Your retention rates improve and your Sales team is happy because they can focus less of their time on escalations and more on hunting and expanding existing accounts. The CSMs count toward Cost of Retention (part of Sales & Marketing) since they contribute to the renewal, even if they don’t have formal quota responsibility.
3. “CSM for Value Capture”
You have a strong methodology for delivering value to clients through your product (which may be very simple or intuitive) and/or through services (which are essential if the product is complex). Your CSMs are focused on monetizing the value that you’re delivering (by upgrading clients to a new tier), selling into white space, by pitching new use cases, finding new teams to sell to, or selling new products. The CSMs’ skills lie in exploiting opportunities: overages, white space, and organizational dynamics or politics. You hire CSMs who enjoy building long-term relationships and getting deals done. They have a quota and may have the title Account Manager. They count toward Cost of Expansion.
One of these three models isn’t necessarily better than the others; your choice depends on your situation. Choose wisely!

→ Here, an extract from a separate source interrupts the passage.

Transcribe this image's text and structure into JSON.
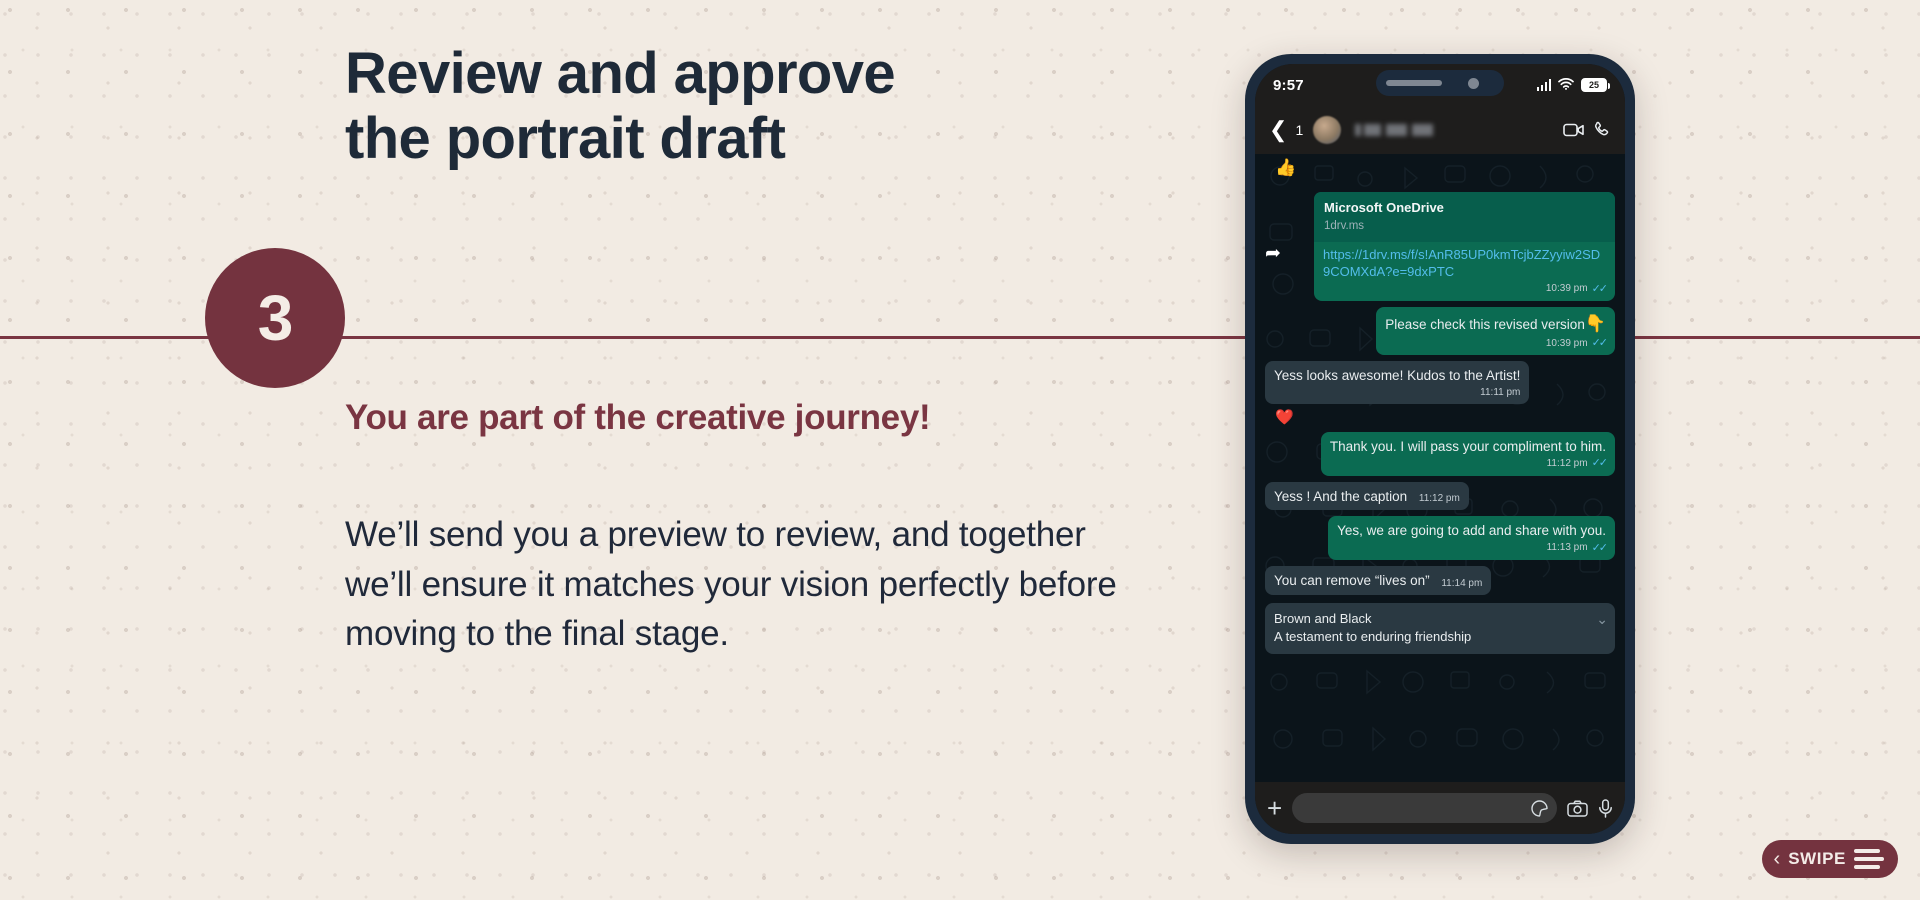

I encourage you to listen to a webinar I recorded alongside our CFO and CIO in which we answered listener questions about budgeting for Customer Success in 2019. It contains a lot of helpful ways to think about your CSM strategy and spend. Click here to watch the webinar.